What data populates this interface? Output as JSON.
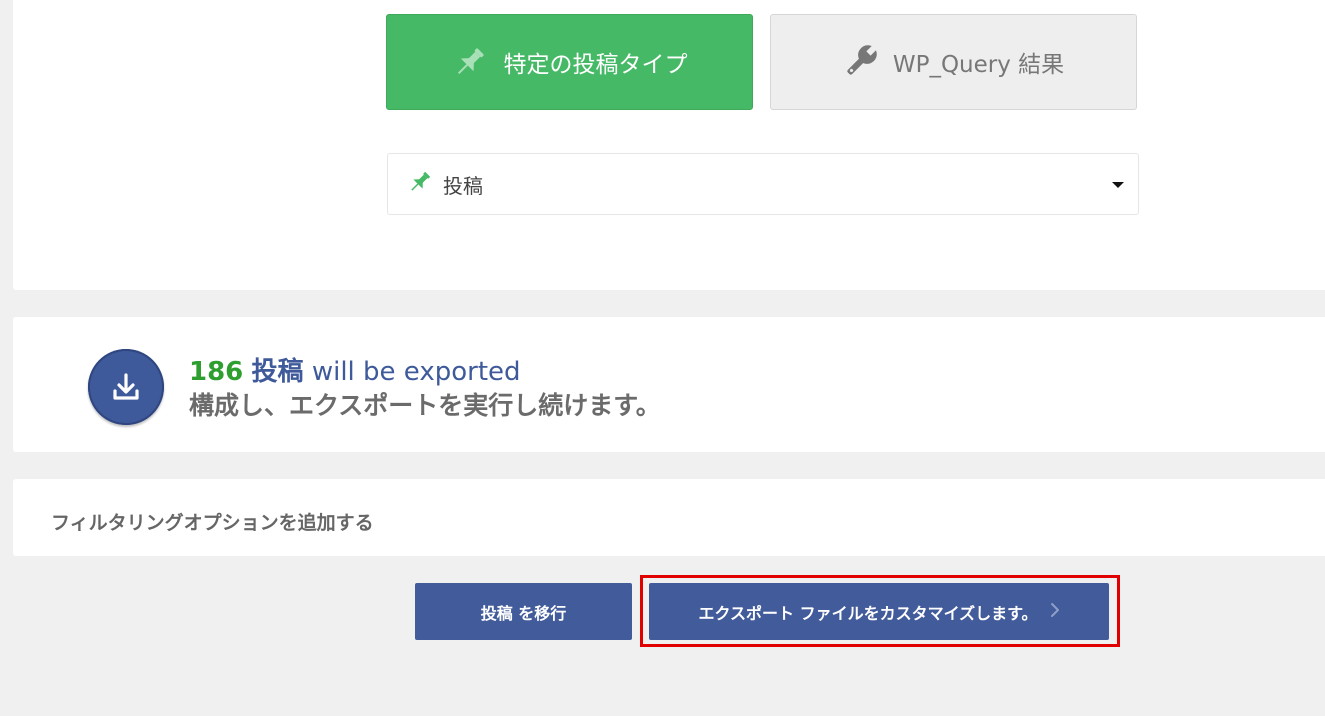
{
  "type_selector": {
    "specific_label": "特定の投稿タイプ",
    "wpquery_label": "WP_Query 結果"
  },
  "post_select": {
    "selected": "投稿"
  },
  "export_summary": {
    "count": "186",
    "post_type": "投稿",
    "suffix": " will be exported",
    "subtitle": "構成し、エクスポートを実行し続けます。"
  },
  "filter": {
    "title": "フィルタリングオプションを追加する"
  },
  "actions": {
    "migrate_label": "投稿 を移行",
    "customize_label": "エクスポート ファイルをカスタマイズします。",
    "customize_icon": "chevron-right-icon"
  },
  "colors": {
    "green": "#46b966",
    "blue": "#425b9b",
    "count_green": "#2e9e2e",
    "highlight_red": "#e00000"
  }
}
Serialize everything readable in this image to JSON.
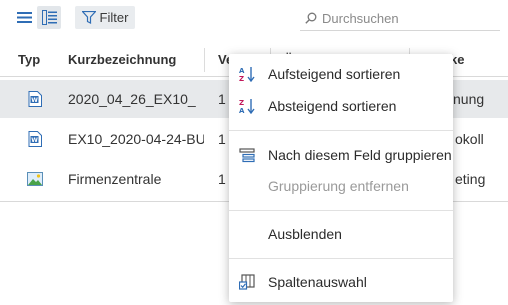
{
  "toolbar": {
    "list_view_icon": "list-icon",
    "detail_view_icon": "detail-list-icon",
    "filter_label": "Filter",
    "search_placeholder": "Durchsuchen"
  },
  "table": {
    "headers": {
      "typ": "Typ",
      "kurzbezeichnung": "Kurzbezeichnung",
      "col3": "Ve",
      "col4": "Ü",
      "col5": "ke"
    },
    "rows": [
      {
        "icon": "word-document-icon",
        "name": "2020_04_26_EX10_",
        "col3": "1",
        "col5": "nung",
        "selected": true
      },
      {
        "icon": "word-document-icon",
        "name": "EX10_2020-04-24-BU",
        "col3": "1",
        "col5": "okoll",
        "selected": false
      },
      {
        "icon": "image-file-icon",
        "name": "Firmenzentrale",
        "col3": "1",
        "col5": "eting",
        "selected": false
      }
    ]
  },
  "menu": {
    "sort_asc": "Aufsteigend sortieren",
    "sort_desc": "Absteigend sortieren",
    "group_by": "Nach diesem Feld gruppieren",
    "remove_grouping": "Gruppierung entfernen",
    "hide": "Ausblenden",
    "column_select": "Spaltenauswahl"
  },
  "colors": {
    "accent_blue": "#2f6db5",
    "selected_row": "#e7e9eb",
    "disabled_text": "#9a9a9a"
  }
}
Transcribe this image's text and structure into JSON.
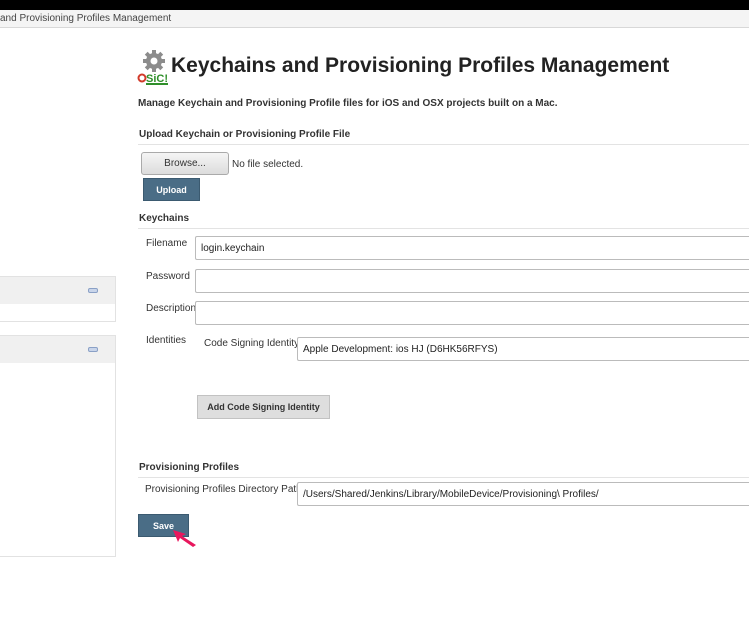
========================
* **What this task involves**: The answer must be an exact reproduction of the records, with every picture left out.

* **Response to this exercise**:
What data populates this interface? Output as JSON.
{
  "type_selector": {
    "specific_label": "特定の投稿タイプ",
    "wpquery_label": "WP_Query 結果"
  },
  "post_select": {
    "selected": "投稿"
  },
  "export_summary": {
    "count": "186",
    "post_type": "投稿",
    "suffix": " will be exported",
    "subtitle": "構成し、エクスポートを実行し続けます。"
  },
  "filter": {
    "title": "フィルタリングオプションを追加する"
  },
  "actions": {
    "migrate_label": "投稿 を移行",
    "customize_label": "エクスポート ファイルをカスタマイズします。",
    "customize_icon": "chevron-right-icon"
  },
  "colors": {
    "green": "#46b966",
    "blue": "#425b9b",
    "count_green": "#2e9e2e",
    "highlight_red": "#e00000"
  }
}
Serialize everything readable in this image to JSON.
{
  "toolbar": {
    "list_view_icon": "list-icon",
    "detail_view_icon": "detail-list-icon",
    "filter_label": "Filter",
    "search_placeholder": "Durchsuchen"
  },
  "table": {
    "headers": {
      "typ": "Typ",
      "kurzbezeichnung": "Kurzbezeichnung",
      "col3": "Ve",
      "col4": "Ü",
      "col5": "ke"
    },
    "rows": [
      {
        "icon": "word-document-icon",
        "name": "2020_04_26_EX10_",
        "col3": "1",
        "col5": "nung",
        "selected": true
      },
      {
        "icon": "word-document-icon",
        "name": "EX10_2020-04-24-BU",
        "col3": "1",
        "col5": "okoll",
        "selected": false
      },
      {
        "icon": "image-file-icon",
        "name": "Firmenzentrale",
        "col3": "1",
        "col5": "eting",
        "selected": false
      }
    ]
  },
  "menu": {
    "sort_asc": "Aufsteigend sortieren",
    "sort_desc": "Absteigend sortieren",
    "group_by": "Nach diesem Feld gruppieren",
    "remove_grouping": "Gruppierung entfernen",
    "hide": "Ausblenden",
    "column_select": "Spaltenauswahl"
  },
  "colors": {
    "accent_blue": "#2f6db5",
    "selected_row": "#e7e9eb",
    "disabled_text": "#9a9a9a"
  }
}
Transcribe this image's text and structure into JSON.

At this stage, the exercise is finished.